* [Task requirements]: Those lines of the following listing which contain the string "skills" should be returned.
Segment Start: Data under study
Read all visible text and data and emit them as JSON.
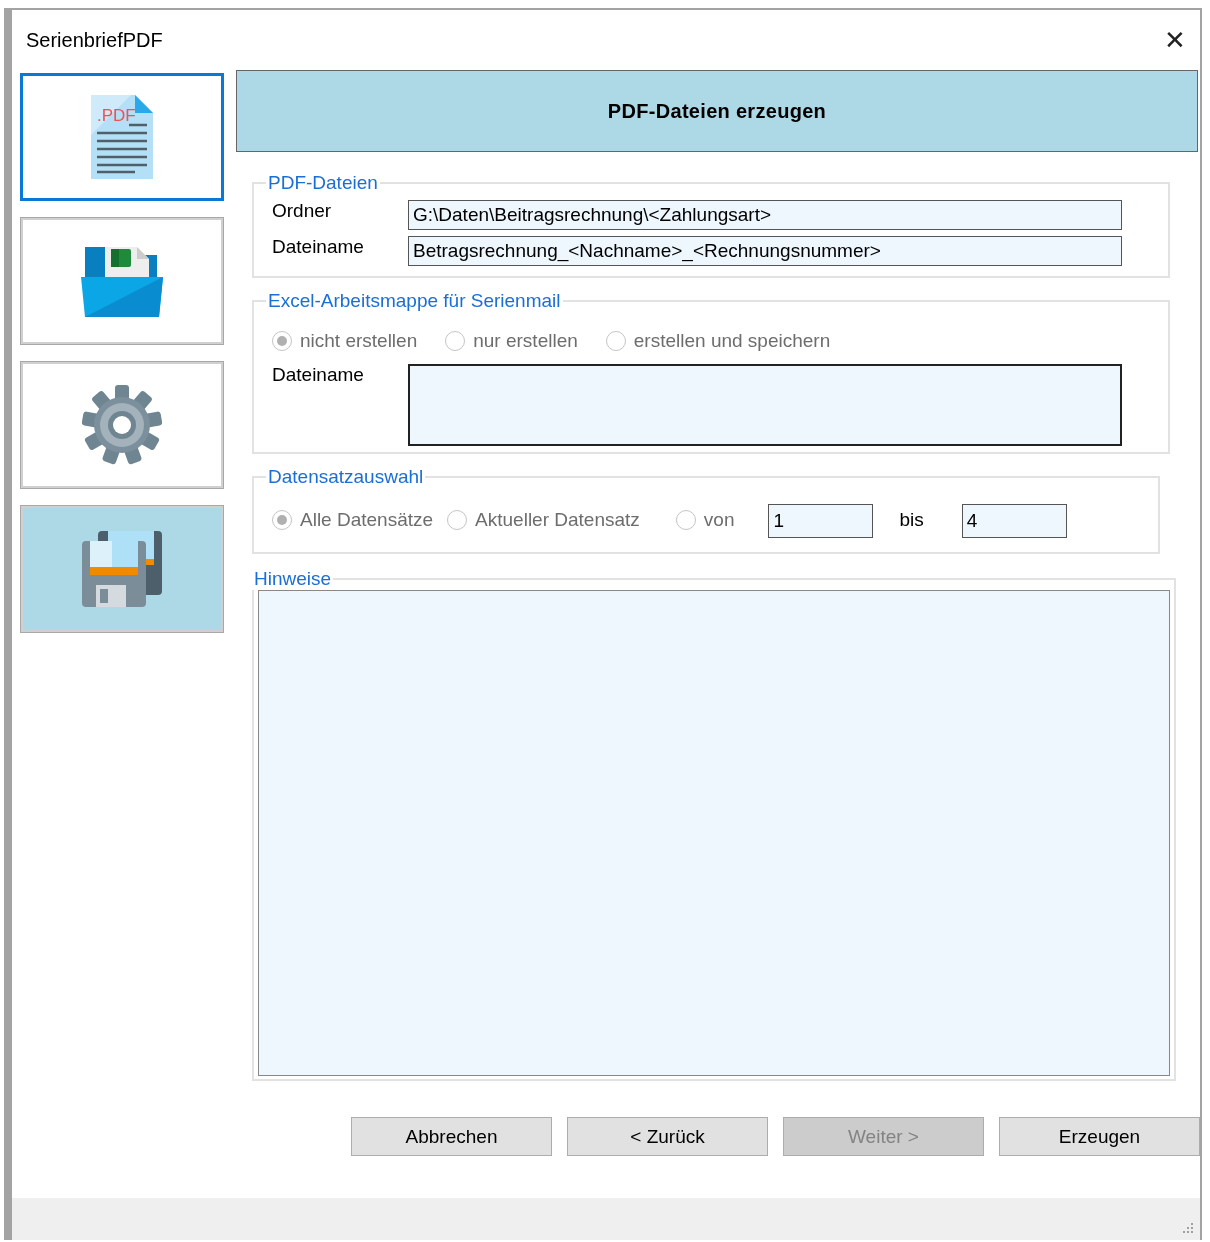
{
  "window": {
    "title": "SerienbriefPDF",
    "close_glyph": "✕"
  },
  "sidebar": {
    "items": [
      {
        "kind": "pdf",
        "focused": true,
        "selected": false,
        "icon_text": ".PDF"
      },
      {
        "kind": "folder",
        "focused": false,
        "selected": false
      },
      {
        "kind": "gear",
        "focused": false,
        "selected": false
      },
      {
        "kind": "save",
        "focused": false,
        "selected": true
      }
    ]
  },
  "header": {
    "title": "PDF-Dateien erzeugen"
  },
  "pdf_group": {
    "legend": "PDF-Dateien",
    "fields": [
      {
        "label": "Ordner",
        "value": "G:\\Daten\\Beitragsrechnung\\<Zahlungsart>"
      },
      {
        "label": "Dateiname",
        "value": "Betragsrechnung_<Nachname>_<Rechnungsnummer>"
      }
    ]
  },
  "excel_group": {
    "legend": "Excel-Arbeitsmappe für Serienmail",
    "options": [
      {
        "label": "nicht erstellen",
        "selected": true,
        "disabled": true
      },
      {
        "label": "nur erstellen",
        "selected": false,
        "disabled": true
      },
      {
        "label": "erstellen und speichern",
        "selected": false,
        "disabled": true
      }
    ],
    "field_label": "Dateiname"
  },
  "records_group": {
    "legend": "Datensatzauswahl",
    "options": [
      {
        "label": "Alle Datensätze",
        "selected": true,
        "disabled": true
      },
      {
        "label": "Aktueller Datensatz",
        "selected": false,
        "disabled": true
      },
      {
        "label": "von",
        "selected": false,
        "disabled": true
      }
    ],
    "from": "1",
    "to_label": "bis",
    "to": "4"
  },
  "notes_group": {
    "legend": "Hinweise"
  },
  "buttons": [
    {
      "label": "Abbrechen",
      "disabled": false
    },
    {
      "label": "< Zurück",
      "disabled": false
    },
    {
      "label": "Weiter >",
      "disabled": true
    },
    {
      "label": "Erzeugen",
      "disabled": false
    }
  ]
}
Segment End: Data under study
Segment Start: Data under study
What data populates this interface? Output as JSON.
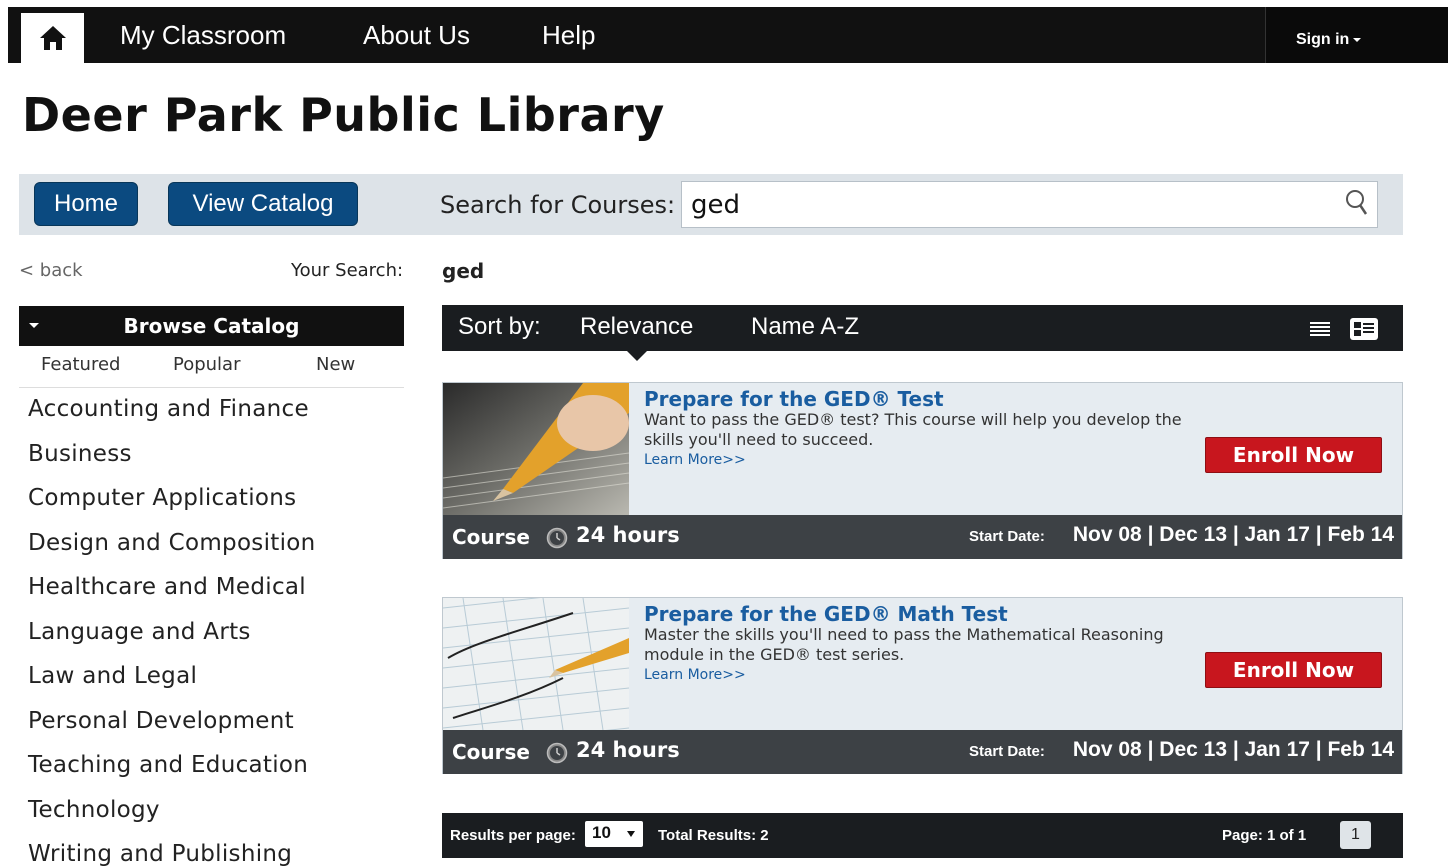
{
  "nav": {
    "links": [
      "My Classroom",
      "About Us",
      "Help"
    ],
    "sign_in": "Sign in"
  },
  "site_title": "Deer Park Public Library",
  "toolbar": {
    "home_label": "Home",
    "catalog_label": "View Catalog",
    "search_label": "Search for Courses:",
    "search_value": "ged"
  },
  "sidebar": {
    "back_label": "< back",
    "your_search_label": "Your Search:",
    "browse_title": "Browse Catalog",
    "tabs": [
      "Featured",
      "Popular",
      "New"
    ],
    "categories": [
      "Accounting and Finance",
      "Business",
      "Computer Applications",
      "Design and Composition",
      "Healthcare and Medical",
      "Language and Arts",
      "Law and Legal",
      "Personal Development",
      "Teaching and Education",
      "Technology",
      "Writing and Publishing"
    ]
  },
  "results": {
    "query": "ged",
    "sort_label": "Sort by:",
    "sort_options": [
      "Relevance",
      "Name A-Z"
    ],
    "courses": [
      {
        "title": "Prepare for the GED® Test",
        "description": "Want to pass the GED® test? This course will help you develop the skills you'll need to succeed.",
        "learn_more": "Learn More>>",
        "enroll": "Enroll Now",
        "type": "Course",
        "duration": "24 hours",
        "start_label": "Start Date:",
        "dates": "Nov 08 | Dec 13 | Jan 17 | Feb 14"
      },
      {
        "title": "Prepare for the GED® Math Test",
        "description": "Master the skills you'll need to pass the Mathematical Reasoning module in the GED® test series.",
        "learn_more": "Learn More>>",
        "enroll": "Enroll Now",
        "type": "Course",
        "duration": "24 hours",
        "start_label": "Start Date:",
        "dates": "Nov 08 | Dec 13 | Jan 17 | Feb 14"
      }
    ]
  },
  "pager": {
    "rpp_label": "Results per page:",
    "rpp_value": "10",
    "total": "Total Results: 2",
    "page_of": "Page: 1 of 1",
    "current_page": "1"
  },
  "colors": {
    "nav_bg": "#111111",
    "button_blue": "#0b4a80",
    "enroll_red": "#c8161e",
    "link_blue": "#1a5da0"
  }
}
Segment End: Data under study
* [Solution to this task]:
        "description": "Want to pass the GED® test? This course will help you develop the skills you'll need to succeed.",
        "description": "Master the skills you'll need to pass the Mathematical Reasoning module in the GED® test series.",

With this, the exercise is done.